The Law of Currency & Coins
Government of India and Reserve Bank of India are Jointly responsible for the design, production and overall management of the nation’s currency and its circulation.
In this article, we are not discussing Banking Law. We are discussing the Law pertaining to issuance, circulation, withdrawal, and valuation of Indian Currency( paper) and metal coins. We shall not overlook the Digitization of money and its convertibility , and then emergence of Bitcoins or cryptocurrency.
- The Government of India is the issuing authority of coins and supplies coins to the Reserve Bank on demand. The Reserve Bank puts the coins into circulation on behalf of the Central Government.
An Act to consolidate the laws relating to coinage and the Mints, the protection of coinage and to provide for the prohibition of melting or destruction of coins and prohibit the making or the possession thereof for issue and for matters connected therewith or incidental thereto.
Currency Act 1965(Australia)
The monetary unit, or unit of currency, of Australia, is the dollar. The denominations of money in the currency of Australia are the dollar and the cent.
Currency means currency notes and coins which are legal tender in Singapore. The unit of currency of Singapore shall be the Singapore dollar, which shall be divided into 100 cents. All monetary obligations or transactions in Singapore shall be deemed to be expressed and recorded, and shall be settled in the Singapore dollar unless otherwise provided for by law or validly agreed upon between the parties.

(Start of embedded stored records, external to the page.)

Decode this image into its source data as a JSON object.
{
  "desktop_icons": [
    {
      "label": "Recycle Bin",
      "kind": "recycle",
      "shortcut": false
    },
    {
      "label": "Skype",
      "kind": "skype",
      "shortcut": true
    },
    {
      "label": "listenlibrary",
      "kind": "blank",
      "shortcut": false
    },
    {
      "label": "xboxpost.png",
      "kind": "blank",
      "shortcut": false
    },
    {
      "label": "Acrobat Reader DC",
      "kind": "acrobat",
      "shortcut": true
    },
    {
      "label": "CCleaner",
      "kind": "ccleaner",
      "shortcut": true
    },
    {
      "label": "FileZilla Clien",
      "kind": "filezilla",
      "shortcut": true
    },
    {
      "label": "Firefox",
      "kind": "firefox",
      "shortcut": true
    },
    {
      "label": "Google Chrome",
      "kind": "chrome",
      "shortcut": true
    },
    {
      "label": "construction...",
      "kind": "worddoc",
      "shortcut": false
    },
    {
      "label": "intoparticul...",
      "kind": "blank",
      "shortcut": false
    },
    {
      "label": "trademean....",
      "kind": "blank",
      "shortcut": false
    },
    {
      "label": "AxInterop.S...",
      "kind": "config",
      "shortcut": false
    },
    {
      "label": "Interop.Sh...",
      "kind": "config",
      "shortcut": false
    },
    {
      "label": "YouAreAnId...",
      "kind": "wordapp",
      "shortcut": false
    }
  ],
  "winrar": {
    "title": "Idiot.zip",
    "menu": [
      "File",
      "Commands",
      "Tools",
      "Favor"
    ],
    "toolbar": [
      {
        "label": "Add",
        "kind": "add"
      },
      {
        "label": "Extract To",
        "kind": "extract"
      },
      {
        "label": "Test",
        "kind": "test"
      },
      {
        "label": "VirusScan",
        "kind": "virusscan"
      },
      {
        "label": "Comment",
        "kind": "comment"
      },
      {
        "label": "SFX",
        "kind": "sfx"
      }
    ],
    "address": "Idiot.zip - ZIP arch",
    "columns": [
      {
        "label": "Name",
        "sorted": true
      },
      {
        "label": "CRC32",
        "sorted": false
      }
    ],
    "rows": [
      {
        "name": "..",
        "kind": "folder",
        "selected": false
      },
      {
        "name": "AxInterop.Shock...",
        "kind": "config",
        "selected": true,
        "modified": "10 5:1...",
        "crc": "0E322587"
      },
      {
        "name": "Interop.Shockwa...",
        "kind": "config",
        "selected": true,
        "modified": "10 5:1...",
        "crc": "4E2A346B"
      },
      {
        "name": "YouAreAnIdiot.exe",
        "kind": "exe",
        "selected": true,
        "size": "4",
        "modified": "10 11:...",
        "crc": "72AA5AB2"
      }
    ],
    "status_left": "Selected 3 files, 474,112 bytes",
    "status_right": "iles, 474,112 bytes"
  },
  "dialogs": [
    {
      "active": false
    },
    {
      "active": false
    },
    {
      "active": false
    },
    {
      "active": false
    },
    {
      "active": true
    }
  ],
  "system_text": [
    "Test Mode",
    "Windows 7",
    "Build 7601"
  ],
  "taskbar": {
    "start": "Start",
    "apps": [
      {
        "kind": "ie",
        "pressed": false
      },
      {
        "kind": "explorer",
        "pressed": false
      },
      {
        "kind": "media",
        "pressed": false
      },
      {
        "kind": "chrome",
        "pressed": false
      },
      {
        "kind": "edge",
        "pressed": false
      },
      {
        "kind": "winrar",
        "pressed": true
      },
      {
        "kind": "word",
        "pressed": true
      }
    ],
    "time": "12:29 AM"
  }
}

United States money is expressed in dollars, dimes or tenths, cents or hundredths, and mills or thousandths. A dime is a tenth of a dollar, a cent is a hundredth of a dollar, and a mill is a thousandth of a dollar. United States coins and currency (including Federal reserve notes and circulating notes of Federal reserve banks and national banks) are legal tenders for all debts, public charges, taxes, and dues. Foreign gold or silver coins are not legal tender for debts. The Secretary of the Treasury shall mint and issue coins described in section 5112 of this title in amounts the Secretary decides are necessary to meet the needs of the United States. United States coins shall have the inscription ‘‘In God We Trust’’. The obverse side of each coin shall have the inscription ‘‘Liberty’.The coins minted under this title shall be legal tender, as provided in section 5103.